### AIM OF THE TASK
Look through the data that follows and say how many of its lines contain "moment", giving the number only.

App and web page records:
BEGIN

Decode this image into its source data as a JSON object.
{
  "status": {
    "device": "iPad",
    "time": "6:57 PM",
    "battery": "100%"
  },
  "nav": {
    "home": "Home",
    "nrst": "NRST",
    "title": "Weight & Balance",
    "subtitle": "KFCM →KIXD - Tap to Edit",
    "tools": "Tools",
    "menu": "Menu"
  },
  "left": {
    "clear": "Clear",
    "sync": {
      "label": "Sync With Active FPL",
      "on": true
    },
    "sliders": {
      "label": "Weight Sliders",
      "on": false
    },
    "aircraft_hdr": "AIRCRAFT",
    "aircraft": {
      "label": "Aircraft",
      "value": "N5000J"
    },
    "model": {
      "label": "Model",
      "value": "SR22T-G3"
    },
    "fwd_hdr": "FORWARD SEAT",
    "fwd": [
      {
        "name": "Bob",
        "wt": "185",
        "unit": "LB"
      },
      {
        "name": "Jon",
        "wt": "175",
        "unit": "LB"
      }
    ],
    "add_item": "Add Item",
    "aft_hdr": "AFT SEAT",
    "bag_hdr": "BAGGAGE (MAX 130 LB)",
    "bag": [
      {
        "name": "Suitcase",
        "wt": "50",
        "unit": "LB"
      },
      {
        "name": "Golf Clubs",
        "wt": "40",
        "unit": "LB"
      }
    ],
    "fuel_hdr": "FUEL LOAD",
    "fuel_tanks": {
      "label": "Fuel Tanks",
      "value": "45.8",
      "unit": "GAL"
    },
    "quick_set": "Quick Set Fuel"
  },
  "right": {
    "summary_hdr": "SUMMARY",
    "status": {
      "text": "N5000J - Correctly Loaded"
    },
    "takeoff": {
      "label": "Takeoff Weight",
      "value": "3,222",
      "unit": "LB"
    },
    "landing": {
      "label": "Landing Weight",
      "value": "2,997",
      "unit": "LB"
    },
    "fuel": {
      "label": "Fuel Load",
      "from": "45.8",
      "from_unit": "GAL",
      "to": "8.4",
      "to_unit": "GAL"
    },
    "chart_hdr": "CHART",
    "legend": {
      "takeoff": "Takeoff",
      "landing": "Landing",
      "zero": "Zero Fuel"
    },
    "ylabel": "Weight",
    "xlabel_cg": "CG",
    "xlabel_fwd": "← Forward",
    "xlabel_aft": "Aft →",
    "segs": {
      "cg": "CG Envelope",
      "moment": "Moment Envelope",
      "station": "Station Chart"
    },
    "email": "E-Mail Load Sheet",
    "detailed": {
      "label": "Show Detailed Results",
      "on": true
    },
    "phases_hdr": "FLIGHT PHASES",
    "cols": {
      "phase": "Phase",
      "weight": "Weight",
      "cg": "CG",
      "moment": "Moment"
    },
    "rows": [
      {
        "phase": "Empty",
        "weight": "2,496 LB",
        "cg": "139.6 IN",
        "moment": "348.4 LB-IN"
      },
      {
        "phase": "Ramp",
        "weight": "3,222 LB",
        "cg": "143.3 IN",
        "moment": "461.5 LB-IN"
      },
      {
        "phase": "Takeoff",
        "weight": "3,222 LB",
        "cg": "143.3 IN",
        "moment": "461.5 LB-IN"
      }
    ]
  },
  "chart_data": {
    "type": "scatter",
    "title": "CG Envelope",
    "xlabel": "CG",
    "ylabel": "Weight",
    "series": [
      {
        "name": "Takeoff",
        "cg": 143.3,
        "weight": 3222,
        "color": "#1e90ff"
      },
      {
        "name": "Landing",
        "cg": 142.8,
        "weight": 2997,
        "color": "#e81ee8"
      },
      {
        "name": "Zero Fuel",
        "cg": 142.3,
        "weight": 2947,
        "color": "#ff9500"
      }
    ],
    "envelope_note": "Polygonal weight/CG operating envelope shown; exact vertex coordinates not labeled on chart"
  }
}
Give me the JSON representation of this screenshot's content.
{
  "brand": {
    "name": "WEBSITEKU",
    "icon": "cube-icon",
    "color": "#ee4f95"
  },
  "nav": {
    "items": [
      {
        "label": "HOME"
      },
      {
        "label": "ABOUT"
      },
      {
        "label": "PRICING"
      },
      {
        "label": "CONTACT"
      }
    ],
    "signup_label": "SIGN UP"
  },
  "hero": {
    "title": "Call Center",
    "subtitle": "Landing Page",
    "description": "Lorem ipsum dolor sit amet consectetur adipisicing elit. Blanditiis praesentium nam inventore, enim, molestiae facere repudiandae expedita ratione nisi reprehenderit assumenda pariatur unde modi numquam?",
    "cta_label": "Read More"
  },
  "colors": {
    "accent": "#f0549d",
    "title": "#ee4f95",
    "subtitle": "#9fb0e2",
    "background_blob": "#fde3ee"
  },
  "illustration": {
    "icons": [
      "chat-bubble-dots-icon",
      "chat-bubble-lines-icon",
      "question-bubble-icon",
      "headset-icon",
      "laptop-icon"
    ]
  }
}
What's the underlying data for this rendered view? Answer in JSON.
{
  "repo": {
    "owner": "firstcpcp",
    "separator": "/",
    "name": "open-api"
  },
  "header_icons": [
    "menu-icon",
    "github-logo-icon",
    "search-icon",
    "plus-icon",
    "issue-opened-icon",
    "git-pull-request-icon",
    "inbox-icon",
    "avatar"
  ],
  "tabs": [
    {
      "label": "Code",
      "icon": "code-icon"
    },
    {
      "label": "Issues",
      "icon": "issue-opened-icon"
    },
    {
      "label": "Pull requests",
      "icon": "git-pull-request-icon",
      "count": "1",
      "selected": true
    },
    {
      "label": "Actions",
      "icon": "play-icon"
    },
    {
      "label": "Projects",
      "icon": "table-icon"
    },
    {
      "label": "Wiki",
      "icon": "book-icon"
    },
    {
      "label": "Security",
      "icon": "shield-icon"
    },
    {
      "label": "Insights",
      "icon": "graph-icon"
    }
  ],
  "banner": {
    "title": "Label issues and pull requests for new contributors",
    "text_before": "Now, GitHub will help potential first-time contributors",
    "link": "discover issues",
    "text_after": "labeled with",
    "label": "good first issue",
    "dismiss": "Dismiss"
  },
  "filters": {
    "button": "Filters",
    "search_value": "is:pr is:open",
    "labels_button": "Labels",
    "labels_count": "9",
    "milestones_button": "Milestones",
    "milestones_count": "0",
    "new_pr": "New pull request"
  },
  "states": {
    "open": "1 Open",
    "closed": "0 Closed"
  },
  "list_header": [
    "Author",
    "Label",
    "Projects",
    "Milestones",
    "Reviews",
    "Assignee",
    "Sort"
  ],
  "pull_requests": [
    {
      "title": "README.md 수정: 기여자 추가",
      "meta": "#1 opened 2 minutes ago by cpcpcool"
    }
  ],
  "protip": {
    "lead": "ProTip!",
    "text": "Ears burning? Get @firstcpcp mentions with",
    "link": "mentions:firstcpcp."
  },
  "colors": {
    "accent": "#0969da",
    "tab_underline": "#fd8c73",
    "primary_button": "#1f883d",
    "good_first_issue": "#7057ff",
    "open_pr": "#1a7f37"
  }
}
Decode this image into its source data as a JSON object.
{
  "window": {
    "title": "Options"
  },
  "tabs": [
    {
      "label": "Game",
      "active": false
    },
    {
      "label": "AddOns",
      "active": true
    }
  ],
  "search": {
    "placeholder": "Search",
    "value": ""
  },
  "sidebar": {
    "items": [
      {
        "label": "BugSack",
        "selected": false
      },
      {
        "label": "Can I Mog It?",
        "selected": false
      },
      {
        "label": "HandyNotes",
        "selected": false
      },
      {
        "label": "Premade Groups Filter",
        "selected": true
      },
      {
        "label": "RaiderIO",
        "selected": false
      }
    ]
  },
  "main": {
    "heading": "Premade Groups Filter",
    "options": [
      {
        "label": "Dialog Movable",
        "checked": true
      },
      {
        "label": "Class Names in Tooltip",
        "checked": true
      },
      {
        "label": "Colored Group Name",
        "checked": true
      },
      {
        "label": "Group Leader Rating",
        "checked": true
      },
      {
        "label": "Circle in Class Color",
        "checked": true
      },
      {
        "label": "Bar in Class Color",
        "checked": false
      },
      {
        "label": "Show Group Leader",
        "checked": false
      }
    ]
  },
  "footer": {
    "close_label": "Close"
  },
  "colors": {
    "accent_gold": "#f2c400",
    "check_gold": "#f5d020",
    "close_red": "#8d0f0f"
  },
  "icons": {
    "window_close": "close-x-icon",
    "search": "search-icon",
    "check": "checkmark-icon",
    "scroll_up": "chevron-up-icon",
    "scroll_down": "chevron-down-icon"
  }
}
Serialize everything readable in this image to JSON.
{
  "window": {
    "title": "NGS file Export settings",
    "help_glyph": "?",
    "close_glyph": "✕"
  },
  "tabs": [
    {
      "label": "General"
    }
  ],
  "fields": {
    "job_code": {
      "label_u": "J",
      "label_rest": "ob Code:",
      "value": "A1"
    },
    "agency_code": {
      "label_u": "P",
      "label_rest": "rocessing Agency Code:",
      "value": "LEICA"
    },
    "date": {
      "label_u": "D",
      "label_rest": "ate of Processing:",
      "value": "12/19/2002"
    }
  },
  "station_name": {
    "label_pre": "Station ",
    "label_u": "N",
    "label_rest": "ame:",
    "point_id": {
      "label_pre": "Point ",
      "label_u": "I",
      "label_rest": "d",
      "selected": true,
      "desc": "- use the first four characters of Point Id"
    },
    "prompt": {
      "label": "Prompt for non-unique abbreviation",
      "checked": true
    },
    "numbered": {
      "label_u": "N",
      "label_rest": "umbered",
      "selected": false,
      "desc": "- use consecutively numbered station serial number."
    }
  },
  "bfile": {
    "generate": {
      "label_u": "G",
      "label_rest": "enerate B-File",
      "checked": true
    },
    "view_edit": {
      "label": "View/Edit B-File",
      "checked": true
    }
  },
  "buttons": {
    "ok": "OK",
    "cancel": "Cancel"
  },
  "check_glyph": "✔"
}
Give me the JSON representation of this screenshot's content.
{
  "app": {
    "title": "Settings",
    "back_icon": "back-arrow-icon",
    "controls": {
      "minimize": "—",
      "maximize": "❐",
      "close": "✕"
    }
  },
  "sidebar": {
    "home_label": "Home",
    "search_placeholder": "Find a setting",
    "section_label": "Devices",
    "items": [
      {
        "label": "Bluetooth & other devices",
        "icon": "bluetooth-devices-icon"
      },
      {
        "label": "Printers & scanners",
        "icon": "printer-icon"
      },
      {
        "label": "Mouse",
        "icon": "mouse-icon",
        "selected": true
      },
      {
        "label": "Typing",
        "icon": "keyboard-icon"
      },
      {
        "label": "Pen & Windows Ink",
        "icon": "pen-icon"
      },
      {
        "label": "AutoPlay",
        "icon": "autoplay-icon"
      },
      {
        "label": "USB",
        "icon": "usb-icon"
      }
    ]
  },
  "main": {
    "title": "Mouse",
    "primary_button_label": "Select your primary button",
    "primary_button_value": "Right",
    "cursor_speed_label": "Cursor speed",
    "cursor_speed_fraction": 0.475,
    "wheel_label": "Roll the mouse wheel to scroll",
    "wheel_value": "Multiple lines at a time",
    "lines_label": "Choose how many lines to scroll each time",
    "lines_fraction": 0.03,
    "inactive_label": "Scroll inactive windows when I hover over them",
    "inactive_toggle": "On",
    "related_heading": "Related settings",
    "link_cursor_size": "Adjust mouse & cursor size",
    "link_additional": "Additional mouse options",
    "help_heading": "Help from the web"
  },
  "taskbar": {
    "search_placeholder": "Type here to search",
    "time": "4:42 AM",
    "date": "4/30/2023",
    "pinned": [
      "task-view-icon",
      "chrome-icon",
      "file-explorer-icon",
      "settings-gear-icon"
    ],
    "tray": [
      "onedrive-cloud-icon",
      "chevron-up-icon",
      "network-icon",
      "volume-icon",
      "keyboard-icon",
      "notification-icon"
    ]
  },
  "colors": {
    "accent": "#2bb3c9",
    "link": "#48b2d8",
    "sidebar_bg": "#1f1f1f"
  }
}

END

### SOLUTION TO THIS PROBLEM
5